Yeah, right.  Actually the one nice thing about an unusual name (especially the combination) is that the great majority of hits are relevant and either written by me or are about me.  Although I am a privacy minded person, I’m completely used to the fact that anyone who can spell my name (which is not necessarily an easy skill to learn) can find out so much about me.  That’s partly because I do try to write with at least a certain level of style, and also because it really only tells a tiny part of the whole story of Shane.  Heck, even my ASF involvement – much of which is explicitly public, because that’s how the ASF works – is completely skewed.  Not that the past 2 months shows it, but for the past 3 years nearly all my ASF work has been on the very few closed lists that they keep.  Kind of odd: I went from automated tester and developer/release manager to being an organizer and PR person.

(Brief pause while I hang my head in shame in case any ASF folk are reading this and wondering where the hell I’ve been the past 2 months – I really do plan to come back soon…)

I must decide on my site structure

Actually, it’s getting late, so I probably won’t have time to bore you too much. I’m a planner. Or rather, a theoretical planner. Or rather, I like planning intellectual exercises – it’s fun a lot of the time. Like spending time thinking about how I want my web presence to look. No, not graphics, for which I’ll have to steal from other openly licensed looks, I’m talking about URLs and site layout.
I’m stuck trying to decide if I want to use shane.curcuru.name – a semi-standard way to use the .name domain for a person’s main page – or just stick with the older shanecurcuru.org/.com names and leave it at that. Then, what are the fundamental documents I’ll want in canonical locations (hopefully semi-permanently), and what other stuff is less important or may move around and I won’t care.
See, bored already. Heck, we can separate the normal people apart from the librarians and XML/RDF geeks and start discussing what I should name my FOAF file and see who… Ah, there, they’ve all gone now.
foaf.rdf is classic and simple, but I’ve downloaded a bunch of foaf files to see what style other people use, and it’s a real pain to remember which foaf.rdf is which. Hence I’ve decided to use something like curcuru-foaf-current.rdf, which will link to a current copy by YYYYMMDD date, so I can update the list as I meet new and interesting people. Plus, when you download it, the filename means something. Silly, I know, especially for an RDF document (wherein the point is that the computer will understand it, not the human) but I’m sentimental that way.

I finally discovered the raison d’etre here!
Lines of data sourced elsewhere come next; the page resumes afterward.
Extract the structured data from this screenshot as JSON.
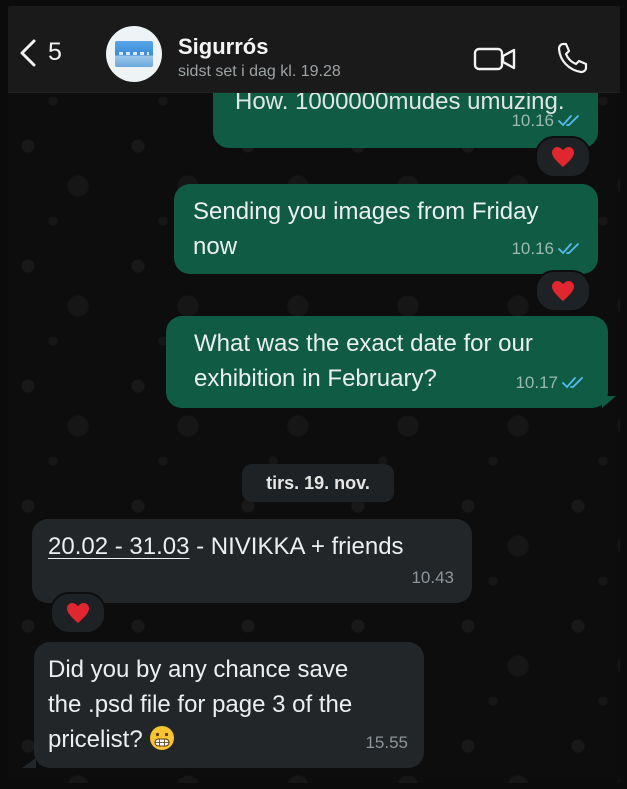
{
  "header": {
    "back_count": "5",
    "contact_name": "Sigurrós",
    "status": "sidst set i dag kl. 19.28"
  },
  "messages": [
    {
      "type": "out",
      "text_partial": "How. 1000000mudes umuzing.",
      "time": "10.16",
      "reaction": "heart",
      "read": true
    },
    {
      "type": "out",
      "lines": [
        "Sending you images from Friday",
        "now"
      ],
      "time": "10.16",
      "reaction": "heart",
      "read": true
    },
    {
      "type": "out",
      "lines": [
        "What was the exact date for our",
        "exhibition in February?"
      ],
      "time": "10.17",
      "read": true
    },
    {
      "type": "in",
      "link_text": "20.02 - 31.03",
      "rest_text": " - NIVIKKA + friends",
      "time": "10.43",
      "reaction": "heart"
    },
    {
      "type": "in",
      "lines": [
        "Did you by any chance save",
        "the .psd file for page 3 of the",
        "pricelist?"
      ],
      "emoji": "grimacing-face",
      "time": "15.55"
    }
  ],
  "date_separator": "tirs. 19. nov.",
  "colors": {
    "outgoing_bubble": "#0f5b44",
    "incoming_bubble": "#232628",
    "read_ticks": "#53bdeb",
    "heart": "#e0262e"
  },
  "icons": [
    "chevron-left-icon",
    "video-camera-icon",
    "phone-icon",
    "double-check-icon",
    "heart-icon",
    "grimacing-emoji-icon"
  ]
}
For this blog, silly, not my own. That’s not something I’ll be sharing here.
I was definitely trying to figure out why I wanted to have a blog. A host of little reasons, although I couldn’t figure out how many of them really added up to something bigger than my basic privacy leanings. Hence a dearth of postings, except when an occasional muse comes along or some cool geekery happens.
I want to keep a blog to keep up with my friends. That’s actually backwards: having a blog might enable my friends to keep up with me. But that’s almost as good as keeping up with them, and it’s certainly a start to something more than this winter hibernation that we’ve gone into once again. Admittedly, having a toddler also sucks up a huge amount of time and really changes your priorities and schedule. But I definitely feel a little unconnected with some of the important people out there.
So that’s a good reason to keep a blog. Again, a self-serving one, for no matter how fun it is to write stories – either ones that anyone can read, or those special ones that require translation by those few friends who can actually translate Shane-thought – that’s a wholly different perspective of if any of those friends actually keep reading this. In a blog, you don’t know if your friends start reading and then say the equivalent of “Yes, Shane” and go on to something else. Hopefully I can be amusing enough that some of them might even email me back! (Just a few of you – but you know who you are… always too busy)